What Is a Sportsbook?

What Is a Sportsbook?

A sportsbook is a gambling establishment that accepts bets on various sporting events. It usually offers a variety of betting options, including point spreads and totals. It also offers props, or proposition bets, which are wagers on specific occurrences during a game. These bets have a higher risk, but they can pay out a lot more money. Some states have legalized sportsbooks, while others have not.

While there are many different sportsbooks, the top seven provide their customers with appealing bonuses, fast payouts and thousands of exciting betting options each day. These sites are easy to use and offer a wide range of deposit and withdrawal methods. To help you choose the best sportsbook, look for independent/unbiased reviews from reputable sources. A good sportsbook will treat its customers fairly, have appropriate security measures in place to protect personal information and expeditiously (plus accurately) pays out winning bets upon request.

The main goal of a sportsbook is to make money from the action that bettors put on their games. The way they do this is by charging a fee, known as juice or vig. This fee is charged to cover the operating expenses of the sportsbook, including labor and software. Some sportsbooks may even have a bonus system that rewards players for their play.

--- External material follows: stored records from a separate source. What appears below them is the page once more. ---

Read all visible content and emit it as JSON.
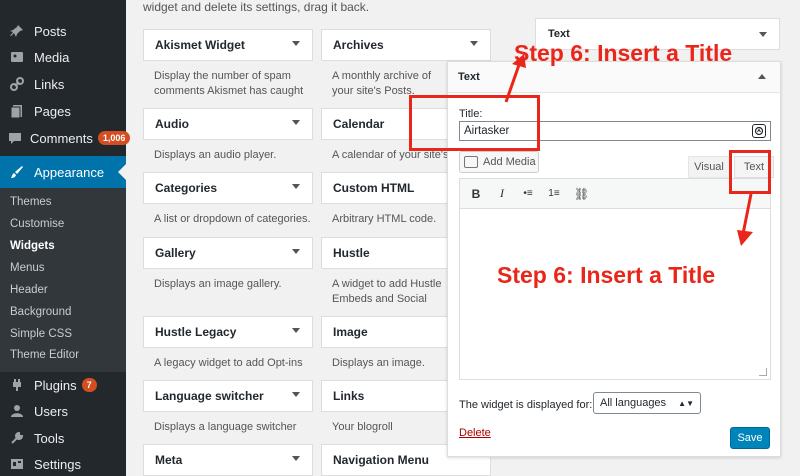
{
  "sidebar": {
    "items": [
      {
        "label": "Posts",
        "icon": "pin-icon"
      },
      {
        "label": "Media",
        "icon": "media-icon"
      },
      {
        "label": "Links",
        "icon": "link-icon"
      },
      {
        "label": "Pages",
        "icon": "pages-icon"
      },
      {
        "label": "Comments",
        "icon": "comment-icon",
        "badge": "1,006"
      },
      {
        "label": "Appearance",
        "icon": "brush-icon"
      },
      {
        "label": "Plugins",
        "icon": "plugin-icon",
        "badge": "7"
      },
      {
        "label": "Users",
        "icon": "user-icon"
      },
      {
        "label": "Tools",
        "icon": "wrench-icon"
      },
      {
        "label": "Settings",
        "icon": "settings-icon"
      }
    ],
    "submenu": [
      "Themes",
      "Customise",
      "Widgets",
      "Menus",
      "Header",
      "Background",
      "Simple CSS",
      "Theme Editor"
    ]
  },
  "intro_text": "widget and delete its settings, drag it back.",
  "widgets": [
    {
      "title": "Akismet Widget",
      "desc": "Display the number of spam comments Akismet has caught"
    },
    {
      "title": "Archives",
      "desc": "A monthly archive of your site's Posts."
    },
    {
      "title": "Audio",
      "desc": "Displays an audio player."
    },
    {
      "title": "Calendar",
      "desc": "A calendar of your site's Posts."
    },
    {
      "title": "Categories",
      "desc": "A list or dropdown of categories."
    },
    {
      "title": "Custom HTML",
      "desc": "Arbitrary HTML code."
    },
    {
      "title": "Gallery",
      "desc": "Displays an image gallery."
    },
    {
      "title": "Hustle",
      "desc": "A widget to add Hustle Embeds and Social Sharing."
    },
    {
      "title": "Hustle Legacy",
      "desc": "A legacy widget to add Opt-ins"
    },
    {
      "title": "Image",
      "desc": "Displays an image."
    },
    {
      "title": "Language switcher",
      "desc": "Displays a language switcher"
    },
    {
      "title": "Links",
      "desc": "Your blogroll"
    },
    {
      "title": "Meta",
      "desc": ""
    },
    {
      "title": "Navigation Menu",
      "desc": ""
    }
  ],
  "sidebar_widget_title": "Text",
  "editor": {
    "header": "Text",
    "title_label": "Title:",
    "title_value": "Airtasker",
    "add_media": "Add Media",
    "tab_visual": "Visual",
    "tab_text": "Text",
    "toolbar": [
      "B",
      "I",
      "•≡",
      "1≡",
      "⛓"
    ],
    "display_label": "The widget is displayed for:",
    "language_value": "All languages",
    "delete_label": "Delete",
    "save_label": "Save"
  },
  "annotations": {
    "step_top": "Step 6: Insert a Title",
    "step_right": "Step 6: Insert a Title"
  },
  "colors": {
    "accent": "#0073aa",
    "annotation": "#e8261a",
    "save": "#0085ba"
  }
}
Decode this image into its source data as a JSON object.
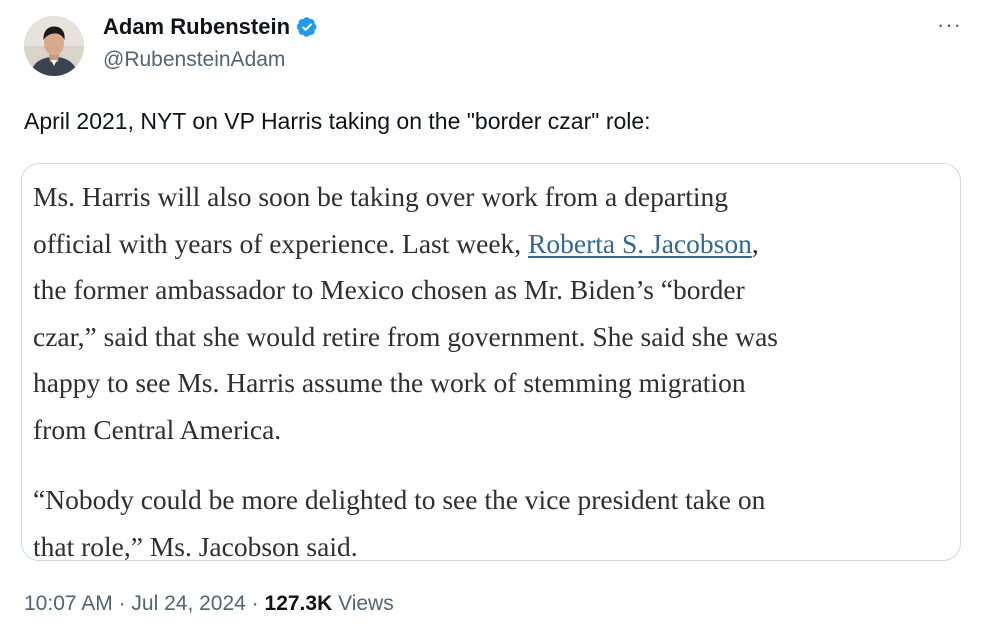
{
  "author": {
    "display_name": "Adam Rubenstein",
    "handle": "@RubensteinAdam",
    "verified": true,
    "avatar_icon": "profile-photo"
  },
  "more_icon": "ellipsis-icon",
  "more_glyph": "···",
  "tweet_text": "April 2021, NYT on VP Harris taking on the \"border czar\" role:",
  "quote": {
    "lines": [
      "Ms. Harris will also soon be taking over work from a departing",
      "official with years of experience. Last week, ",
      "the former ambassador to Mexico chosen as Mr. Biden’s “border",
      "czar,” said that she would retire from government. She said she was",
      "happy to see Ms. Harris assume the work of stemming migration",
      "from Central America."
    ],
    "link_text": "Roberta S. Jacobson",
    "link_suffix": ",",
    "para2_lines": [
      "“Nobody could be more delighted to see the vice president take on",
      "that role,” Ms. Jacobson said."
    ]
  },
  "meta": {
    "time": "10:07 AM",
    "separator": " · ",
    "date": "Jul 24, 2024",
    "views_count": "127.3K",
    "views_label": " Views"
  },
  "colors": {
    "verified_badge": "#1d9bf0",
    "link": "#326891",
    "secondary_text": "#536471",
    "border": "#cfd9de"
  }
}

Unlike casino gambling, sportsbook odds are not based on mathematical probability. Instead, they are influenced by the opinions of a handful of sportsbook employees. They release opening odds, or “look ahead lines,” about 12 days before each week’s NFL games. These numbers are based on the thoughts of a few smart people, but they don’t have a lot of value to them. Bettors who bet right after the lines are released essentially bet that they know something that all the other smart people don’t.

When betting against the spread, a sportsbook will adjust its odds to attract action on both sides of a game. In order to make sure that they have balanced action, some sportsbooks will even give bettors their money back when a game ends in a push against the spread. This is especially common during major sports events such as the NFL playoffs and March Madness.

Online sportsbooks have become popular in the US as more states legalize them. This has led to an increase in the number of available betting options, and it has also made it easier to compare prices and promotions. It is important to find a site that has competitive odds, accepts your preferred payment method and has an intuitive layout.

While it is tempting to jump on the bandwagon, you should always do your research before placing a bet. A quick internet search should reveal plenty of reviews and user opinions. It is a good idea to read them, but remember that what one person considers a negative, another might view as a positive. Ultimately, you should choose a sportsbook that offers the most betting options for your particular sport or event.